▶ The input:
+===+
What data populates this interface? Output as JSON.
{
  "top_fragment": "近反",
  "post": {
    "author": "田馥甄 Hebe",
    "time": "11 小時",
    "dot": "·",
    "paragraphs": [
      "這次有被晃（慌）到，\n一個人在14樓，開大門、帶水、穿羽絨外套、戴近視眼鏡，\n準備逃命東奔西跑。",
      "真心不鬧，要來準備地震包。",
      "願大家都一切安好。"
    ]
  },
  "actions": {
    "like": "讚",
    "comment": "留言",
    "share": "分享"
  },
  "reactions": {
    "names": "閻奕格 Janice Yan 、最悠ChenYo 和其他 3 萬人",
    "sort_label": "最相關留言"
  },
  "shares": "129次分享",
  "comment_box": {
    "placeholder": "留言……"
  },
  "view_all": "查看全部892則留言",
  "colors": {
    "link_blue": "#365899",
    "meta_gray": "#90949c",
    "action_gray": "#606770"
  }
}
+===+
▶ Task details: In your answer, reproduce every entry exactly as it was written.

▶ Response:
What data populates this interface? Output as JSON.
{
  "top_fragment": "近反",
  "post": {
    "author": "田馥甄 Hebe",
    "time": "11 小時",
    "dot": "·",
    "paragraphs": [
      "這次有被晃（慌）到，\n一個人在14樓，開大門、帶水、穿羽絨外套、戴近視眼鏡，\n準備逃命東奔西跑。",
      "真心不鬧，要來準備地震包。",
      "願大家都一切安好。"
    ]
  },
  "actions": {
    "like": "讚",
    "comment": "留言",
    "share": "分享"
  },
  "reactions": {
    "names": "閻奕格 Janice Yan 、最悠ChenYo 和其他 3 萬人",
    "sort_label": "最相關留言"
  },
  "shares": "129次分享",
  "comment_box": {
    "placeholder": "留言……"
  },
  "view_all": "查看全部892則留言",
  "colors": {
    "link_blue": "#365899",
    "meta_gray": "#90949c",
    "action_gray": "#606770"
  }
}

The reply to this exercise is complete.